Saturday, March 20, 2010

The Other California: The Day of the Fiddlenecks (a trip in the Mother Lode)

The Other California is my continuing exploration of the places in our state that don't tend to show up on the postcards, and are missed by most of the visitors. It's the first day of spring and we headed up into the Sierra Nevada foothills to seek out the Golden Poppy, which should be blooming explosively on the grassy slopes by now. We traveled east on Highway 132 out of Waterford towards the Gold-Rush-era town of La Grange. The poppies hadn't popped out in the lower foothill areas, but the slopes were alive with one of my favorite flowers, the Fiddleneck (Amsinckia). The shape of the flower is reminiscent of the head of a violin.

Amsinckia was utilized as a medicine and a food source by Native Americans, but the seeds and foliage are toxic to cattle. Today, for us, it was a beautiful splash of color along the slopes of the Tuolumne River, which were following out of the Central Valley.

Upstream, the first bedrock outcrops we encountered were low cliffs of rhyolitic ash of the Valley Springs formation. This gentle, quiet landscape was the scene of great violence between 22 and 28 million years ago, as huge calderas to the east exploded out vast amounts of pulverized rock and sent clouds rolling down the slopes of what would one day be the western Sierra Nevada. The rock is solid enough to form cliffs, but is easily shaped, so it was ideal for use as a building stone in the towns of the Mother Lode.

We passed through the quiet village of La Grange, looking at the 1875-vintage schoolhouse and cemetery, and a short distance east we encountered some of the evidence of gold mining (below). The sediments covering the surface were washed away to get at gold particles trapped in the small fissures and cracks in the bedrock below. Sometimes hoses were used. Downstream, where the sediments were deeper, giant dredges were used (these methods will be discussed in later posts). One of the dredges used in the area sits abandoned in a meadow just south of La Grange.

A bit east of the hydraulic pits, the old metamorphic rock of the Foothills Terrane start peeking through the soil cover. These so-called "tombstone rocks" are slate and phyllite that originated as mud and silt on the ocean floor which were accreted to the western edge of the North American continent in Mesozoic time.

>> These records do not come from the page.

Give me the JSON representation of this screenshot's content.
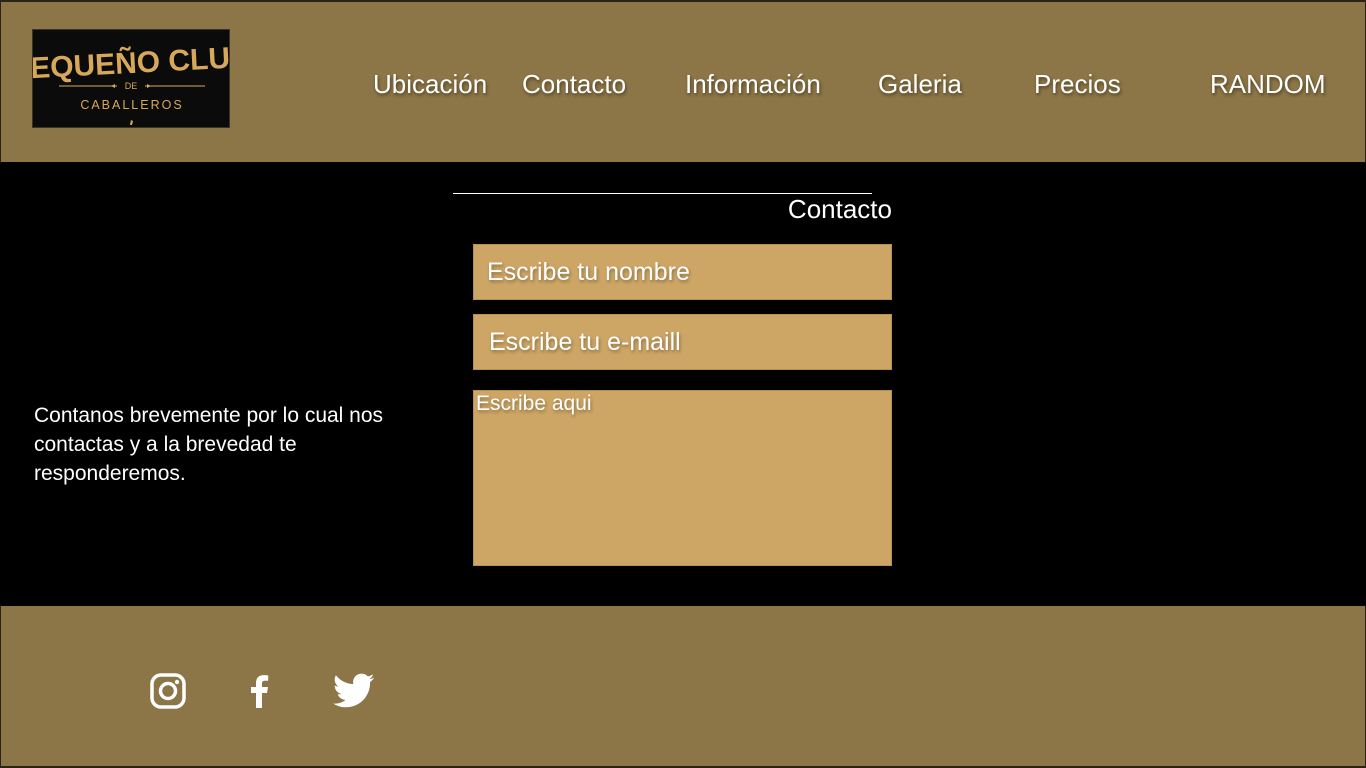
{
  "brand": {
    "logo_line1": "PEQUEÑO CLUB",
    "logo_line2": "DE",
    "logo_line3": "CABALLEROS"
  },
  "nav": {
    "items": [
      {
        "label": "Ubicación"
      },
      {
        "label": "Contacto"
      },
      {
        "label": "Información"
      },
      {
        "label": "Galeria"
      },
      {
        "label": "Precios"
      },
      {
        "label": "RANDOM"
      }
    ]
  },
  "contact": {
    "title": "Contacto",
    "intro": "Contanos brevemente por lo cual nos contactas y a la brevedad te responderemos.",
    "name_placeholder": "Escribe tu nombre",
    "email_placeholder": "Escribe tu e-maill",
    "message_placeholder": "Escribe aqui"
  },
  "footer": {
    "social": [
      {
        "icon": "instagram-icon"
      },
      {
        "icon": "facebook-icon"
      },
      {
        "icon": "twitter-icon"
      }
    ]
  },
  "colors": {
    "brand_bar": "#8c7546",
    "field_bg": "#cda665",
    "logo_gold": "#d8a85a",
    "page_bg": "#000000"
  }
}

Some of the rocks include metavolcanic rocks and an occasional metaconglomerate (picture below, very small penny for scale). These rocks are far more resistant to erosion, and form long high north-trending ridges in the western Mother Lode. We found a delightful new pathway over the metavolcanic ridges from Don Pedro Reservoir to the village of Moccasin along Marshes Flat Road. On this spring day, greenery was everywhere, and most of the gullies had streams flowing.

Did we find poppies? They aren't widespread just yet, but a few beautiful patches showed up along Marshes Flat road. There will be a great many more in the coming weeks. If you are in the area, make time to check it out!

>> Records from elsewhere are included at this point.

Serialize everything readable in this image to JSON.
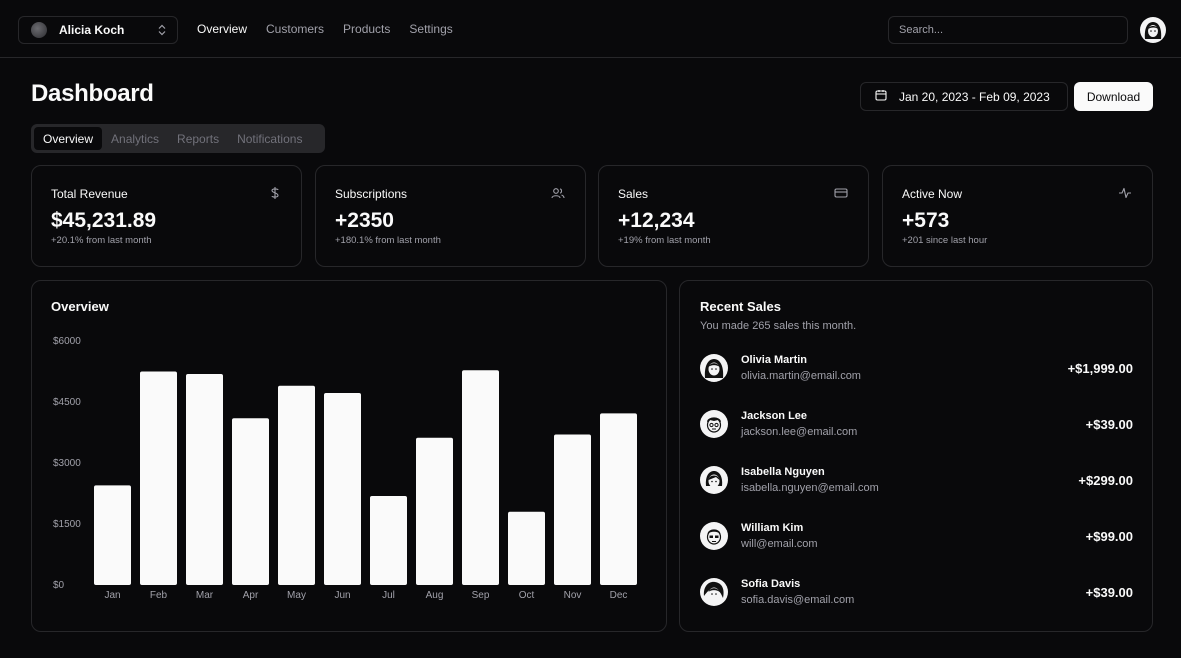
{
  "topbar": {
    "team_name": "Alicia Koch",
    "nav": [
      "Overview",
      "Customers",
      "Products",
      "Settings"
    ],
    "search_placeholder": "Search..."
  },
  "header": {
    "title": "Dashboard",
    "date_range": "Jan 20, 2023 - Feb 09, 2023",
    "download_label": "Download"
  },
  "tabs": [
    "Overview",
    "Analytics",
    "Reports",
    "Notifications"
  ],
  "stats": [
    {
      "title": "Total Revenue",
      "value": "$45,231.89",
      "sub": "+20.1% from last month",
      "icon": "dollar-icon"
    },
    {
      "title": "Subscriptions",
      "value": "+2350",
      "sub": "+180.1% from last month",
      "icon": "users-icon"
    },
    {
      "title": "Sales",
      "value": "+12,234",
      "sub": "+19% from last month",
      "icon": "credit-card-icon"
    },
    {
      "title": "Active Now",
      "value": "+573",
      "sub": "+201 since last hour",
      "icon": "activity-icon"
    }
  ],
  "overview": {
    "title": "Overview"
  },
  "chart_data": {
    "type": "bar",
    "categories": [
      "Jan",
      "Feb",
      "Mar",
      "Apr",
      "May",
      "Jun",
      "Jul",
      "Aug",
      "Sep",
      "Oct",
      "Nov",
      "Dec"
    ],
    "values": [
      2450,
      5250,
      5190,
      4100,
      4900,
      4720,
      2190,
      3620,
      5280,
      1800,
      3700,
      4220
    ],
    "yticks": [
      "$6000",
      "$4500",
      "$3000",
      "$1500",
      "$0"
    ],
    "ylim": [
      0,
      6000
    ],
    "bar_color": "#fafafa"
  },
  "recent_sales": {
    "title": "Recent Sales",
    "subtitle": "You made 265 sales this month.",
    "items": [
      {
        "name": "Olivia Martin",
        "email": "olivia.martin@email.com",
        "amount": "+$1,999.00"
      },
      {
        "name": "Jackson Lee",
        "email": "jackson.lee@email.com",
        "amount": "+$39.00"
      },
      {
        "name": "Isabella Nguyen",
        "email": "isabella.nguyen@email.com",
        "amount": "+$299.00"
      },
      {
        "name": "William Kim",
        "email": "will@email.com",
        "amount": "+$99.00"
      },
      {
        "name": "Sofia Davis",
        "email": "sofia.davis@email.com",
        "amount": "+$39.00"
      }
    ]
  },
  "colors": {
    "background": "#09090b",
    "border": "#27272a",
    "muted_text": "#a1a1aa",
    "foreground": "#fafafa"
  }
}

For an excellent road guide to some of the areas covered in this post, and for a discussion of remediation efforts along the Tuolumne River region, check out this guide from the National Association of Geoscience Teachers and Columbia College.

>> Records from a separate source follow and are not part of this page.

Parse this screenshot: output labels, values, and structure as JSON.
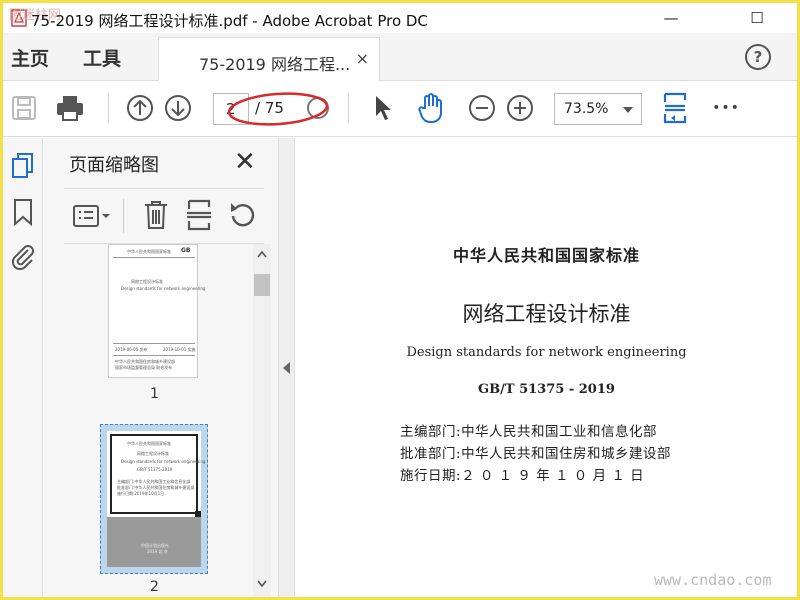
{
  "window": {
    "title": "75-2019 网络工程设计标准.pdf - Adobe Acrobat Pro DC",
    "minimize": "—",
    "maximize": "☐"
  },
  "tabs": {
    "home": "主页",
    "tools": "工具",
    "document_tab": "75-2019 网络工程...",
    "close": "×",
    "help": "?"
  },
  "toolbar": {
    "current_page": "2",
    "page_total": "/ 75",
    "zoom": "73.5%",
    "more": "•••"
  },
  "sidebar": {
    "panel_title": "页面缩略图",
    "close": "✕"
  },
  "thumbnails": [
    {
      "page_label": "1"
    },
    {
      "page_label": "2"
    }
  ],
  "document": {
    "heading": "中华人民共和国国家标准",
    "title": "网络工程设计标准",
    "english_title": "Design standards for network engineering",
    "code": "GB/T 51375 - 2019",
    "editor_label": "主编部门:",
    "editor_value": "中华人民共和国工业和信息化部",
    "approver_label": "批准部门:",
    "approver_value": "中华人民共和国住房和城乡建设部",
    "date_label": "施行日期:",
    "date_value": "２ ０ １ ９ 年 １ ０ 月 １ 日"
  },
  "watermark": "www.cndao.com",
  "corner_watermark": "图迷柱网",
  "colors": {
    "accent_blue": "#1e6dd0",
    "annotation_red": "#d62b2b",
    "frame_yellow": "#f4e04a"
  }
}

yosemite faith said...

we lived near copperopolis for 30 years and i appreciate the recent photos of that area.

SciGuy315 said...

Marshes Flat is AWESOME... I've seen two bobcats and many wild turkeys in the area, along with amazing flowers. My favorite part of the route, hands-down, are the cascades, plunge pools and falls along Hatch Creek, which parallels the road several miles in. My quest for a beautiful shot of the falls last year helped me realize (the hard way) that the falls are on private property. Luckily I wasn't dumping any garbage over the cliff, which was the problem the vigilant property owner was trying to prevent. The link to some of the cascades photos is below.